**Work to complete**. Pull every line that holds the word "JSON" from the entries.

________

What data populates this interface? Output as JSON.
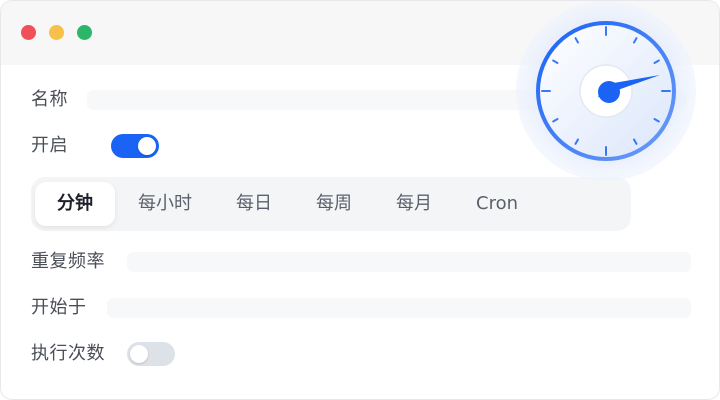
{
  "window": {
    "controls": [
      "close",
      "minimize",
      "maximize"
    ]
  },
  "form": {
    "name_label": "名称",
    "enable_label": "开启",
    "enable_on": true,
    "repeat_label": "重复频率",
    "start_label": "开始于",
    "exec_count_label": "执行次数",
    "exec_count_on": false
  },
  "tabs": {
    "items": [
      {
        "label": "分钟",
        "active": true
      },
      {
        "label": "每小时",
        "active": false
      },
      {
        "label": "每日",
        "active": false
      },
      {
        "label": "每周",
        "active": false
      },
      {
        "label": "每月",
        "active": false
      },
      {
        "label": "Cron",
        "active": false
      }
    ]
  },
  "gauge": {
    "icon": "speedometer-icon",
    "accent": "#1a63f5"
  },
  "colors": {
    "accent": "#1a63f5",
    "toggle_off": "#dde1e8"
  }
}
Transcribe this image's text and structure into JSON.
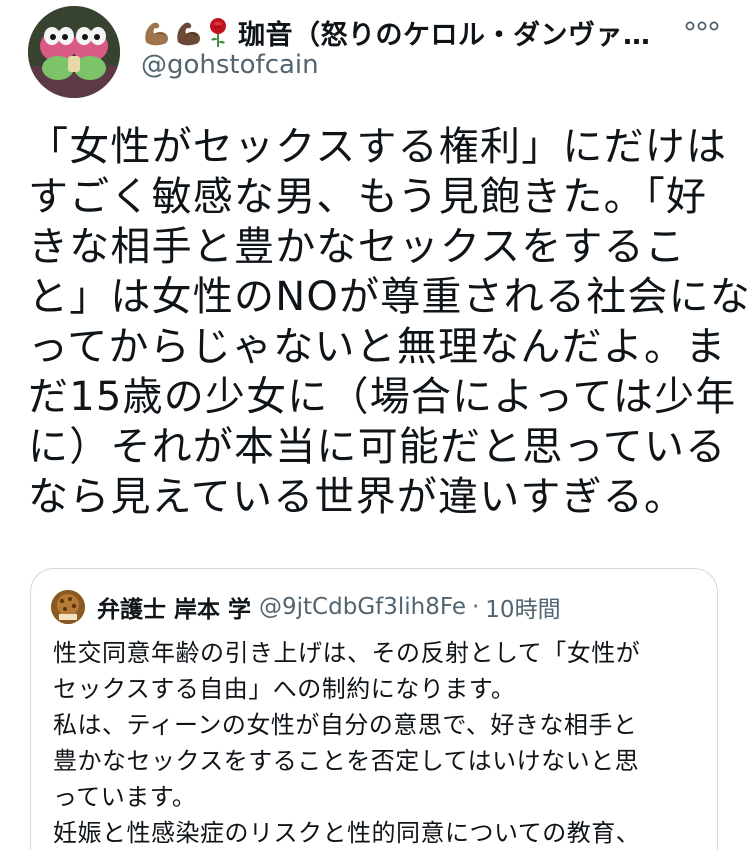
{
  "tweet": {
    "author": {
      "display_name": "珈音（怒りのケロル・ダンヴァ…",
      "handle": "@gohstofcain",
      "emoji_icons": [
        "flexed-biceps-icon",
        "flexed-biceps-icon",
        "rose-icon"
      ]
    },
    "more_icon": "more-options-icon",
    "text_lines": [
      "「女性がセックスする権利」にだけは",
      "すごく敏感な男、もう見飽きた。「好",
      "きな相手と豊かなセックスをするこ",
      "と」は女性のNOが尊重される社会にな",
      "ってからじゃないと無理なんだよ。ま",
      "だ15歳の少女に（場合によっては少年",
      "に）それが本当に可能だと思っている",
      "なら見えている世界が違いすぎる。"
    ]
  },
  "quoted_tweet": {
    "display_name": "弁護士 岸本 学",
    "handle": "@9jtCdbGf3lih8Fe",
    "separator": "·",
    "time": "10時間",
    "text_lines": [
      "性交同意年齢の引き上げは、その反射として「女性が",
      "セックスする自由」への制約になります。",
      "私は、ティーンの女性が自分の意思で、好きな相手と",
      "豊かなセックスをすることを否定してはいけないと思",
      "っています。",
      "妊娠と性感染症のリスクと性的同意についての教育、"
    ]
  },
  "colors": {
    "text_primary": "#0f1419",
    "text_secondary": "#536471",
    "border": "#cfd9de"
  }
}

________

**Expected output**.
What data populates this interface? Output as JSON.
Transcribe this image's text and structure into JSON.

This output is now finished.